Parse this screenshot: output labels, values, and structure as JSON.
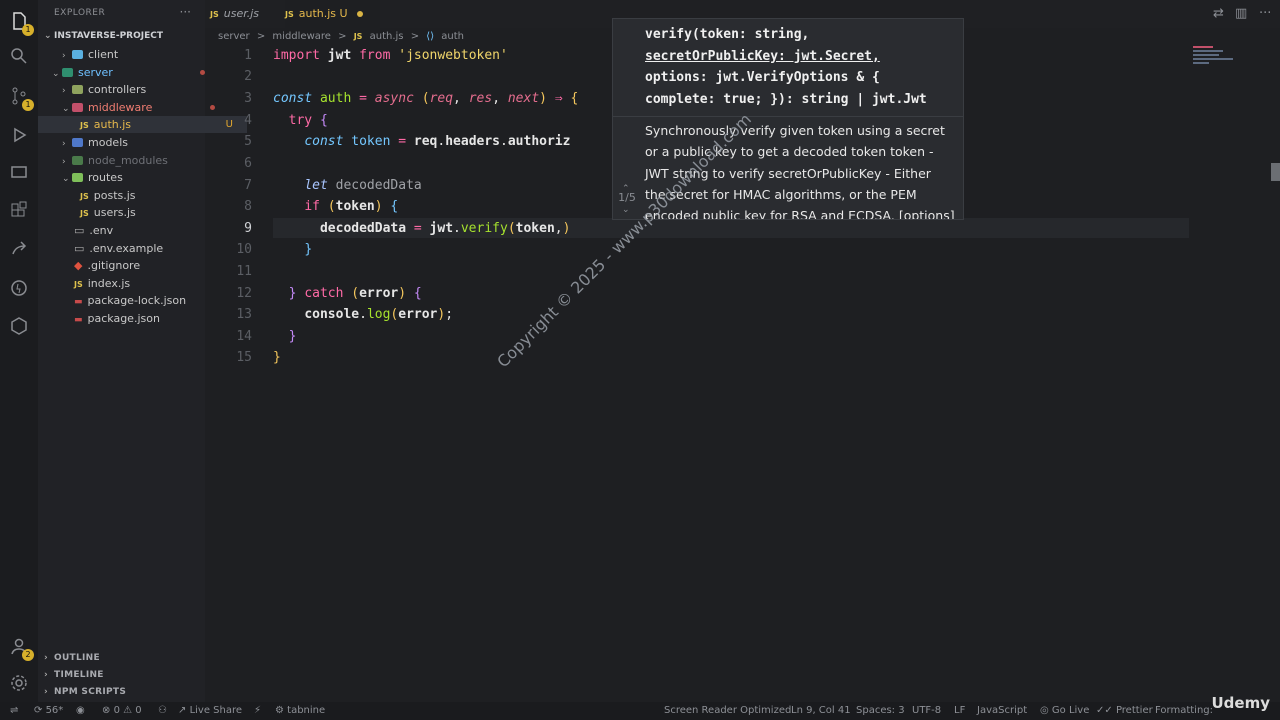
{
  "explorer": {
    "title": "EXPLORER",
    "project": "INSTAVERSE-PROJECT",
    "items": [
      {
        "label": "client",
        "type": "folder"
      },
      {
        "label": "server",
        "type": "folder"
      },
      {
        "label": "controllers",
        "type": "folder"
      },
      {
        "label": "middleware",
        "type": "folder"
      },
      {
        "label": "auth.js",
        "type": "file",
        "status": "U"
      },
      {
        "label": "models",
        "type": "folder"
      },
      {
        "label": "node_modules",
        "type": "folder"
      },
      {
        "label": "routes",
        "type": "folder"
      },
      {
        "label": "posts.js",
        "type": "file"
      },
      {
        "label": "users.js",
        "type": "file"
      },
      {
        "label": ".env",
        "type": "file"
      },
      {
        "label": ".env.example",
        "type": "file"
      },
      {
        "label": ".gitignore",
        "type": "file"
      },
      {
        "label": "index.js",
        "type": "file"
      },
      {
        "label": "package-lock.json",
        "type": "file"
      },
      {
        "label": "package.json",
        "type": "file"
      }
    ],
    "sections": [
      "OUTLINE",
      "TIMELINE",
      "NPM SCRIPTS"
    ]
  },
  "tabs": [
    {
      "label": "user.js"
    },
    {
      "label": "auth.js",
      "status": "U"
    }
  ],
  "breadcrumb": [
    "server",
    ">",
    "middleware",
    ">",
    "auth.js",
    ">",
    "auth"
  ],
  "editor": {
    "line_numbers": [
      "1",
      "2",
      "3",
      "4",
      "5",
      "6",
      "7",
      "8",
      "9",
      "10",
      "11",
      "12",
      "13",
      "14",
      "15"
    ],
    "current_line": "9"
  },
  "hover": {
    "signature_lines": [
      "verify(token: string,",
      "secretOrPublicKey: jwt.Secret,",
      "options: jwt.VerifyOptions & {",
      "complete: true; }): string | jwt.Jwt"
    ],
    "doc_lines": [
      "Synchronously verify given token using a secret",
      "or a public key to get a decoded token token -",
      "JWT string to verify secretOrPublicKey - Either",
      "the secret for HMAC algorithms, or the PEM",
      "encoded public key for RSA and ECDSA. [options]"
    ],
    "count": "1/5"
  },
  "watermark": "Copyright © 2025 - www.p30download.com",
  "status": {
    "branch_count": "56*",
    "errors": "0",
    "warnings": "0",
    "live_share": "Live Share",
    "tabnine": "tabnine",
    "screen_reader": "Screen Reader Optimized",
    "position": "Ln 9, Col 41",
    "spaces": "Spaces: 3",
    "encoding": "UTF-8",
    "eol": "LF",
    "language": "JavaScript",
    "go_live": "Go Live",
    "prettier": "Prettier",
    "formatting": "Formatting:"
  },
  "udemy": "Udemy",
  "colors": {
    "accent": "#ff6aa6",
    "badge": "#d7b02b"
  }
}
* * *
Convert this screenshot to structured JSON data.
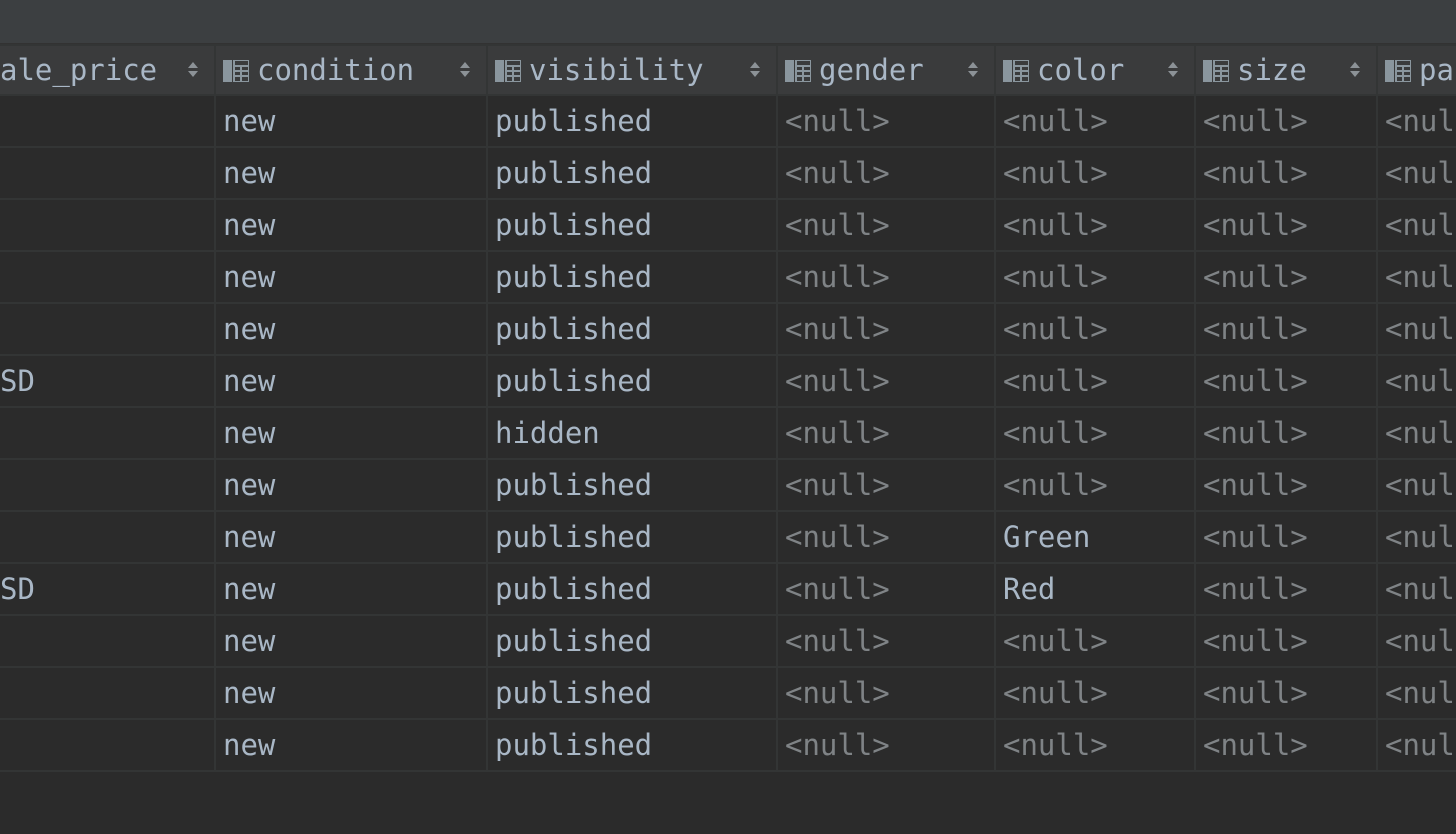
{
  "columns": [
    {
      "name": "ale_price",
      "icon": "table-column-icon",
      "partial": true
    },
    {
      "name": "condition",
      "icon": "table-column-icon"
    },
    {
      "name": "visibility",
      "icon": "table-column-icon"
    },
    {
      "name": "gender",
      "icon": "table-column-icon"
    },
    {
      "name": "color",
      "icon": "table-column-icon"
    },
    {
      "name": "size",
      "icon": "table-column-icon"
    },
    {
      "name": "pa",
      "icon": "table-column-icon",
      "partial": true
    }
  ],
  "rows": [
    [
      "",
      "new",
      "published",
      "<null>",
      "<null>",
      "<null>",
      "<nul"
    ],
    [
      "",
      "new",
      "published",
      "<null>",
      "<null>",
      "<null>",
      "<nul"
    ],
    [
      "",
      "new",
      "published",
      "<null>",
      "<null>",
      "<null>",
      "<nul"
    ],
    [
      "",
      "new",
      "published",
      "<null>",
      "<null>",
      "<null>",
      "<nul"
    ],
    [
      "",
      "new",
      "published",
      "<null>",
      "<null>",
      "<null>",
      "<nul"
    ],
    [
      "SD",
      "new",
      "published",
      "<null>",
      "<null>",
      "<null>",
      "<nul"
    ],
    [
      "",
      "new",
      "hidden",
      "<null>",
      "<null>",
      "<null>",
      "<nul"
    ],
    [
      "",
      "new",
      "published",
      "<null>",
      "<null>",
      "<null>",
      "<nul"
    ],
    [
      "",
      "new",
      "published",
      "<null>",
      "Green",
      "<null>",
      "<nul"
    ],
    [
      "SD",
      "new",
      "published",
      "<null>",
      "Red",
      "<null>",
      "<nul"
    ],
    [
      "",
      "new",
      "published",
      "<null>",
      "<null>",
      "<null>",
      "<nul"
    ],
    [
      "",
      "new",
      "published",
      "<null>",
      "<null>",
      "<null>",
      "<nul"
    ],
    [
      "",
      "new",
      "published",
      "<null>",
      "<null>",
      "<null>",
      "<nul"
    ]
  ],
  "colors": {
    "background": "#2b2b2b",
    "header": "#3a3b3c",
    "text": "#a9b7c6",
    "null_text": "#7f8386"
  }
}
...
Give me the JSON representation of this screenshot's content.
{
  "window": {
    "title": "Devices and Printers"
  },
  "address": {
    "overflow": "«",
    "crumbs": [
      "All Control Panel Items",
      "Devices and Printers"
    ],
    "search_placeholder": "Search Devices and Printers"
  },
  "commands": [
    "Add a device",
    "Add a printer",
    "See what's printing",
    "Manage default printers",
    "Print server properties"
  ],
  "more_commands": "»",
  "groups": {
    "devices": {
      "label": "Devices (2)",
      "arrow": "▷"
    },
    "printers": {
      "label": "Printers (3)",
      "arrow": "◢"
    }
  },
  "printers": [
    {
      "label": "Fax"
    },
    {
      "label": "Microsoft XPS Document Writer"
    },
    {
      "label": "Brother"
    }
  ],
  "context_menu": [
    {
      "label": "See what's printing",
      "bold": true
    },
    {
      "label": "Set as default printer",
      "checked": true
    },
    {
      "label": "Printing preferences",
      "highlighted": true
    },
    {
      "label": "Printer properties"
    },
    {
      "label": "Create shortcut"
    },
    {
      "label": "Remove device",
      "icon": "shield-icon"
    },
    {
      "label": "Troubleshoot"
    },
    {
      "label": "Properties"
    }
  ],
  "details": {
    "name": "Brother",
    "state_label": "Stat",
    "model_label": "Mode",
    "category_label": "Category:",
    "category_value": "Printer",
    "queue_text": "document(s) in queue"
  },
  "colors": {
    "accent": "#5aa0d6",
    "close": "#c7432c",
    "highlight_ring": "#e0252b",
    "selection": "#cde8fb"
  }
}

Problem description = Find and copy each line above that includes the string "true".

Response for this exercise =
      "complete: true; }): string | jwt.Jwt"
      "partial": true
      "partial": true
      "bold": true
      "checked": true
      "highlighted": true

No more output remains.